Choose your design and pattern of the clothing you will be making, then match them to your materials. For example, a standard shirt will need a minimum of three deer hides, or one large elk hide. Leggings or trousers will need at least one, possibly two deer hides per leg, or one large elk hide. These hides must be absolutely tanned to perfection, butter soft and golden yellow in hue.
Measure your body for the materials. Depending on what type of garment and what style of clothing you are making, the amount of material you use will vary greatly, but the measurements of how they fit to your body will remain the same regardless. Always allow some space over your measurements for the room to move about and be comfortable in your buckskin clothes. It is also critical that you make sure your hides have been treated so they will not shrink when wet. In the old days, they did this with smoking. Now it is a chemical process.
Using the awl, and applying pressure against the pointed end, mark your pattern on the hides. Check and double check your measurements! You cannot afford to mess up and ruin the buckskin you have worked so hard to attain. Cut out the pattern and align your garments. Remember to allow plenty of extra room on the edges for beautiful fringe work.

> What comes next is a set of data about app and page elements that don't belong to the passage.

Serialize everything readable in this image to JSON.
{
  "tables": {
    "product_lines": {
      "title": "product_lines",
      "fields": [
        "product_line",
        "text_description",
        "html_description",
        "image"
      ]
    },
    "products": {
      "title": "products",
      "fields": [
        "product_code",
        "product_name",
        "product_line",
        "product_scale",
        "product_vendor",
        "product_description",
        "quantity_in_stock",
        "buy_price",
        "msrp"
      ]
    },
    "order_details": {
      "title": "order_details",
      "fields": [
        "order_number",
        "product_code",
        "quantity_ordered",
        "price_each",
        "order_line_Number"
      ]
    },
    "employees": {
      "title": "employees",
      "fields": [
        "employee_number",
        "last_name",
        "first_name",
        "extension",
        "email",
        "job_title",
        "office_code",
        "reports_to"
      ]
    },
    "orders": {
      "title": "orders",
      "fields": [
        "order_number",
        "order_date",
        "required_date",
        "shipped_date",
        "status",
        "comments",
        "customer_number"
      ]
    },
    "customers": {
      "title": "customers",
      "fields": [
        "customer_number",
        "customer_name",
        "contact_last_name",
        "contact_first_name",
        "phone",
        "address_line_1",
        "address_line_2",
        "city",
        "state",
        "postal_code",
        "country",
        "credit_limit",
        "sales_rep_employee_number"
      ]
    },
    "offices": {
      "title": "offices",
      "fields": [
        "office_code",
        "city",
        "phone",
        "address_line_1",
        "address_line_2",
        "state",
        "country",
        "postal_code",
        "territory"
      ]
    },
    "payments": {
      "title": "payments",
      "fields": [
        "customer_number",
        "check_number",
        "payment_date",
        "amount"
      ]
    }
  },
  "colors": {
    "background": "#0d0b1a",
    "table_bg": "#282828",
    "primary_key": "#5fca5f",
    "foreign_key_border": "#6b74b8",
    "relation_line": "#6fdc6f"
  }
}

Sew your clothes according to the pattern. Authentic looks use sinew or simulated sinew thread. But you can use heavy duty sewing thread. Make sure you do a good job, and that you make clean punctures with your awl. Do not tear your buckskin; if you do, you will need to surround the hole with stitches to prevent further tearing. Buckskin is SKIN, and once a tear starts, it is likely to continue unless you use preventative measures.
Decorate your clothes. Authentic buckskin clothes almost always had some fringe, so take the time and create as much or as little fringework as you want. You may also add beadwork, bells, feathers, horsehair and any other materials you choose. This is also the step where you would use your colored dyes to create patterns on the buckskin.